Master Theses

Master theses in our department are usually empirical, but literature work is possible in exceptional cases.

Possible questions for literature work lie in the overlapping area of ​​clinical and cognitive psychology, for example how pathological aspects (e.g. attention in autism) interact with cognitive processes (e.g. success in category learning).

Empirical master theses can be written on questions in the area of ​​our current research focus. However, you can also ask your own questions in consultation with the supervisor

You can find a selection of our current research focuses and questions on which empirical master's theses are possible here:

  • Cognitive processes in categorization decisions (René Schlegelmilch)
  • Cognitive processes in preference decisions (René Schlegelmilch)
  • Decisions under risk and individual differences (René Schlegelmilch)
  • Age-related changes in decision-making behavior (Bettina von Helversen)
  • Social influences on decision-making behavior (Bettina von Helversen)
  • Serial-position effect across short-term memory tasks (Hsuan-Yu Lin)
  • Reshaping the serial-position effect in recognition tasks (Hsuan-Yu Lin)
  • The effect of information accessibility on decision-making strategy (Hsuan-Yu Lin)
  • Time perception and temporal processing (Daniel Bratzke)
  • Introspection in cognitively demanding tasks (e.g., multitasking) (Daniel Bratzke)

If you are interested in a master thesis in the General Psychology group, please contact Bettina von Helversen.
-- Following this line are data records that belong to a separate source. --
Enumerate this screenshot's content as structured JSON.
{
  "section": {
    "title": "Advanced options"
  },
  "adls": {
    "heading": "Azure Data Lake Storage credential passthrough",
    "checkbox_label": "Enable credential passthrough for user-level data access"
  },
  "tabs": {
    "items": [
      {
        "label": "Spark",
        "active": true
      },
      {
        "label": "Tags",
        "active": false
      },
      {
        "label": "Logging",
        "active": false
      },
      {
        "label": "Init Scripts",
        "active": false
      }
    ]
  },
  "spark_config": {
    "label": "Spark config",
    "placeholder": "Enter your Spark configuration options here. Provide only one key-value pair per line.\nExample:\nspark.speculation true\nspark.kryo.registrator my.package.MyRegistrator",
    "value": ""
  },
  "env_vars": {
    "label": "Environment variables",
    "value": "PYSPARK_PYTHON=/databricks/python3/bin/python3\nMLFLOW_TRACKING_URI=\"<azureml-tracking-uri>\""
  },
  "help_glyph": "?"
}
Please indicate which topic / question you are interested in.

General information on writing and registering a master's thesis can be found here: Master thesis guidelines